Born Yesterday (1950)
Born Yesterday (1950)

Genre: Romantic Drama Running Time: 1 hr. 43 min.

Release Date: December 25th, 1950 MPAA Rating: Not Rated

Director: George Cukor Actors: Judy Holliday, Broderick Crawford, William Holden, Howard St. John, Frank Otto, Larry Oliver, Barbara Brown, Claire Carleton

 


 

A

t the Hotel Statler in Washington D.C., corrupt steel magnate Harry Brock (Broderick Crawford) and an enormous entourage of suitcases, bags, and servants stroll up to an entire wing reserved just for him. His specific suite is usually reserved for foreign diplomats, and even includes a private elevator. Brock is accompanied by his fiancee, former chorus girl Billie Dawn (Judy Holliday), a young blonde with a terribly annoying, shrill voice. And despite the $400-per-night cost, she seems thoroughly unimpressed. As soon as Harry is settled, freelance political writer Paul Verrall (William Holden) arrives, interested in conducting an interview with the multi-millionaire. Ostensibly, the article will bolster Brock’s reputation; but Verrall wishes to dig deeper into the machinations of a powerful man who might have ambitions to wield his influences – primarily bribery – on politicians who can grease the wheels on scrapiron interests.

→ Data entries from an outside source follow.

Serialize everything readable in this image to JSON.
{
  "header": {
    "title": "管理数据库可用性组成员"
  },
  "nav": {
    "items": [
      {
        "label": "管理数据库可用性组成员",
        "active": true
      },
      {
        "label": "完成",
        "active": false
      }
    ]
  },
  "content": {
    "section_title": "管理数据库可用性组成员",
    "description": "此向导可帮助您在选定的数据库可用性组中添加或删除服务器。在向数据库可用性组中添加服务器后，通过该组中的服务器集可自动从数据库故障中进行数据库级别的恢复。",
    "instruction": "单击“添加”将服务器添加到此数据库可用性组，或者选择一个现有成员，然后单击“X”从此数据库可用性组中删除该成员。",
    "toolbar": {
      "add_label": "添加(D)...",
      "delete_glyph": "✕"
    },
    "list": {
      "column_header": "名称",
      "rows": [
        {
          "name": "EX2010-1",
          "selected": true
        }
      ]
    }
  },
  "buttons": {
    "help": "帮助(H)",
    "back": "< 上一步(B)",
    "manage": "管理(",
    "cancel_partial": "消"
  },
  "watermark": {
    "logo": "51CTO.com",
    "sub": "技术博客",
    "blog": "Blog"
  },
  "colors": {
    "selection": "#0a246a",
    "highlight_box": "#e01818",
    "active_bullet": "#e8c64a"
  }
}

When a shave, shoeshine, and some chatter with his lawyer (Howard St. John) are interrupted by Billie’s attempts to sneak a bottle of champagne to her room, Brock creates quite the scene, rattling his colleagues and spurning the shapely woman; it’s such an embarrassment that Paul departs swiftly, unwilling to be a witness to the abusiveness of a bulldozing ruffian. Minutes later, Brock meets with congressman Norval Hedges (Larry Oliver), hoping to set up a network of contacts, but Billie’s lack of enthusiasm and limited abilities with socializing sour the mood. “She’s gonna be in the way, that dame.”

What she needs is a makeover – of the behavioral kind. Having only met a couple of people in Washington, Harry offers the job to Paul, insisting that with the writer’s worldliness and gentlemanliness, he’d be perfect in the role of a tutor. “She’s a little on the stupid side.” Fascinatingly, Billie has a self-awareness about her intelligence, but she’s not concerned. As long as she’s happy, has two mink coats, and knows how to get everything she wants (monetarily) – often through the practiced wielding of her sexuality – educating herself isn’t a priority.

The premise is immediately reminiscent of “Pygmalion” (and, by extension, “My Fair Lady”), as the rough-around-the-edges woman is destined to be schooled in the ways of speaking more elegantly and behaving more properly. Here, there’s more of a focus on the hilarity of refining the woman and getting her to fit in, though there’s no shortage of romance. And there’s also an attention to the wrongness of Harry and the rightness of Paul; with the obvious mismatched nature of the dimwitted girl (who is, uncommonly, unafraid of being antagonizing) and her overbearing, ferocious counterpart, it’s not long before amorous feelings for the more suitable suitor turn the situation into quite the vexer. A hint of “Mr. Smith Goes to Washington” is also present, in reverse, as Paul shows the wide-eyed Billie the most touristy spots of the town (perhaps akin to “Roman Holiday” a few years later).

Brock is fairly straightforward and irredeemable; but Billie possesses an innocence and sweetness that allows her to become far more engaging than the squeaky, naive girl from the start. She has the capacity for change. And Judy Holliday couldn’t be more perfect for the role, exuding enough charm and genuineness to vastly overcome the disagreeableness of her decision to be with Harry and her complacency toward psychological mistreatment. Amusingly, her greatest weakness is when her feminine wiles don’t have an instant effect. Yet she’s the kind of underdog for whom audiences will wish only the best; for her, money can’t buy happiness, yet cultivating her mind just might provide an escape from emotional oppression. “Do you think we can find somebody to make her dumb again?”

Based on the celebrated Garson Kanin play, which Holliday perfected on the stage beginning in 1946, “Born Yesterday” contains a spectacular push for women’s independence; in the end, Billie finally learns that she doesn’t need a man’s wealth to find contentment. Even the outdated, idealistic view of governmental underpinnings and the unlikely leniency of tempestuous thugs can’t stop the film from being monumentally appealing. “Knowledge is power.”

– Mike Massie

  • 8/10